The only acceptable output is every entry, printed exactly.

[Opening DATA section]

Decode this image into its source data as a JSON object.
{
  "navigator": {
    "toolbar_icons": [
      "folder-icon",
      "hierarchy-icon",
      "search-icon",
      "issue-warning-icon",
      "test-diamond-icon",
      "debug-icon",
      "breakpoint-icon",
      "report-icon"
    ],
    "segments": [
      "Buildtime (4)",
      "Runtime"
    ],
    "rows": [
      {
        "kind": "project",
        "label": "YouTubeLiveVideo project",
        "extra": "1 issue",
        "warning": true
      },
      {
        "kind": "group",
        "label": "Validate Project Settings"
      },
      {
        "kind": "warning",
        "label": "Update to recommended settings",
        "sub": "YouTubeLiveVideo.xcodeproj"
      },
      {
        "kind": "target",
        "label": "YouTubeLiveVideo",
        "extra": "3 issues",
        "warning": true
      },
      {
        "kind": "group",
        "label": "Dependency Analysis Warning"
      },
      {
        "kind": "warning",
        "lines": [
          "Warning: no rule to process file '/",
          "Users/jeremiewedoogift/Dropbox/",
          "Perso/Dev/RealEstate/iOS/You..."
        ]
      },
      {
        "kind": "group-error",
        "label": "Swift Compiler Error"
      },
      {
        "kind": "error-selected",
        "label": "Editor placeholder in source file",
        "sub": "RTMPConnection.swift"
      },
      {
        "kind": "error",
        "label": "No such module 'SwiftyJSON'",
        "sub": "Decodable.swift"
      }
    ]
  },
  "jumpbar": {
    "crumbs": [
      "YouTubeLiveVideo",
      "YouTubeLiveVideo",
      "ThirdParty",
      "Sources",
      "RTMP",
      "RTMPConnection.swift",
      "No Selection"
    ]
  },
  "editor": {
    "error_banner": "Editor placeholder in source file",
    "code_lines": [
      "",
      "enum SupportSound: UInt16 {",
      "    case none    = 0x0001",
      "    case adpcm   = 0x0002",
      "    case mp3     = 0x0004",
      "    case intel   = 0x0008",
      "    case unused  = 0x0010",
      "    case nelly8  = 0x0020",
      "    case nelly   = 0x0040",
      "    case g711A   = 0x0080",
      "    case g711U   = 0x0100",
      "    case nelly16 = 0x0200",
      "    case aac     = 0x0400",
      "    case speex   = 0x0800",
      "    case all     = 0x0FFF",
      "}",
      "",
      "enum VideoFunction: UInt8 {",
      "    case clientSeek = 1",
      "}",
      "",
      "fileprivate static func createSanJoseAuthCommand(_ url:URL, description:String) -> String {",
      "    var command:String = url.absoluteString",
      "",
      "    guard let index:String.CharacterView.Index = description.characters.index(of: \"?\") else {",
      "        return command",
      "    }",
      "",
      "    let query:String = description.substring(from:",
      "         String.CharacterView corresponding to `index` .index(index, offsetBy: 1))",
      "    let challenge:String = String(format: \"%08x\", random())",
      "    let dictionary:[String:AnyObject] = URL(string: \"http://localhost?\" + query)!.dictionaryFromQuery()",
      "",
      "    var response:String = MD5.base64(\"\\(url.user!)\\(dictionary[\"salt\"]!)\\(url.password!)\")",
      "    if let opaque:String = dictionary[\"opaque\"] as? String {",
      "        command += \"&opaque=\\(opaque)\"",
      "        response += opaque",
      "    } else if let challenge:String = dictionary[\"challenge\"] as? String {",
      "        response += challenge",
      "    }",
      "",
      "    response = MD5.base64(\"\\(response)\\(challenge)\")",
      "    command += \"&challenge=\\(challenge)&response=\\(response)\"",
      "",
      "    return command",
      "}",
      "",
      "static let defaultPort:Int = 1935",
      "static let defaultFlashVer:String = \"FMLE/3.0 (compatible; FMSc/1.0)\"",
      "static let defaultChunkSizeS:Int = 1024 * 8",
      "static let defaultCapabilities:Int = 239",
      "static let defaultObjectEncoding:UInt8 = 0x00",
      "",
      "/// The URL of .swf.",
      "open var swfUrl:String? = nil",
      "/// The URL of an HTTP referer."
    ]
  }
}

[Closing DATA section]

_TASK OUTPUT_
Decode this image into its source data as a JSON object.
{
  "navigator": {
    "toolbar_icons": [
      "folder-icon",
      "hierarchy-icon",
      "search-icon",
      "issue-warning-icon",
      "test-diamond-icon",
      "debug-icon",
      "breakpoint-icon",
      "report-icon"
    ],
    "segments": [
      "Buildtime (4)",
      "Runtime"
    ],
    "rows": [
      {
        "kind": "project",
        "label": "YouTubeLiveVideo project",
        "extra": "1 issue",
        "warning": true
      },
      {
        "kind": "group",
        "label": "Validate Project Settings"
      },
      {
        "kind": "warning",
        "label": "Update to recommended settings",
        "sub": "YouTubeLiveVideo.xcodeproj"
      },
      {
        "kind": "target",
        "label": "YouTubeLiveVideo",
        "extra": "3 issues",
        "warning": true
      },
      {
        "kind": "group",
        "label": "Dependency Analysis Warning"
      },
      {
        "kind": "warning",
        "lines": [
          "Warning: no rule to process file '/",
          "Users/jeremiewedoogift/Dropbox/",
          "Perso/Dev/RealEstate/iOS/You..."
        ]
      },
      {
        "kind": "group-error",
        "label": "Swift Compiler Error"
      },
      {
        "kind": "error-selected",
        "label": "Editor placeholder in source file",
        "sub": "RTMPConnection.swift"
      },
      {
        "kind": "error",
        "label": "No such module 'SwiftyJSON'",
        "sub": "Decodable.swift"
      }
    ]
  },
  "jumpbar": {
    "crumbs": [
      "YouTubeLiveVideo",
      "YouTubeLiveVideo",
      "ThirdParty",
      "Sources",
      "RTMP",
      "RTMPConnection.swift",
      "No Selection"
    ]
  },
  "editor": {
    "error_banner": "Editor placeholder in source file",
    "code_lines": [
      "",
      "enum SupportSound: UInt16 {",
      "    case none    = 0x0001",
      "    case adpcm   = 0x0002",
      "    case mp3     = 0x0004",
      "    case intel   = 0x0008",
      "    case unused  = 0x0010",
      "    case nelly8  = 0x0020",
      "    case nelly   = 0x0040",
      "    case g711A   = 0x0080",
      "    case g711U   = 0x0100",
      "    case nelly16 = 0x0200",
      "    case aac     = 0x0400",
      "    case speex   = 0x0800",
      "    case all     = 0x0FFF",
      "}",
      "",
      "enum VideoFunction: UInt8 {",
      "    case clientSeek = 1",
      "}",
      "",
      "fileprivate static func createSanJoseAuthCommand(_ url:URL, description:String) -> String {",
      "    var command:String = url.absoluteString",
      "",
      "    guard let index:String.CharacterView.Index = description.characters.index(of: \"?\") else {",
      "        return command",
      "    }",
      "",
      "    let query:String = description.substring(from:",
      "         String.CharacterView corresponding to `index` .index(index, offsetBy: 1))",
      "    let challenge:String = String(format: \"%08x\", random())",
      "    let dictionary:[String:AnyObject] = URL(string: \"http://localhost?\" + query)!.dictionaryFromQuery()",
      "",
      "    var response:String = MD5.base64(\"\\(url.user!)\\(dictionary[\"salt\"]!)\\(url.password!)\")",
      "    if let opaque:String = dictionary[\"opaque\"] as? String {",
      "        command += \"&opaque=\\(opaque)\"",
      "        response += opaque",
      "    } else if let challenge:String = dictionary[\"challenge\"] as? String {",
      "        response += challenge",
      "    }",
      "",
      "    response = MD5.base64(\"\\(response)\\(challenge)\")",
      "    command += \"&challenge=\\(challenge)&response=\\(response)\"",
      "",
      "    return command",
      "}",
      "",
      "static let defaultPort:Int = 1935",
      "static let defaultFlashVer:String = \"FMLE/3.0 (compatible; FMSc/1.0)\"",
      "static let defaultChunkSizeS:Int = 1024 * 8",
      "static let defaultCapabilities:Int = 239",
      "static let defaultObjectEncoding:UInt8 = 0x00",
      "",
      "/// The URL of .swf.",
      "open var swfUrl:String? = nil",
      "/// The URL of an HTTP referer."
    ]
  }
}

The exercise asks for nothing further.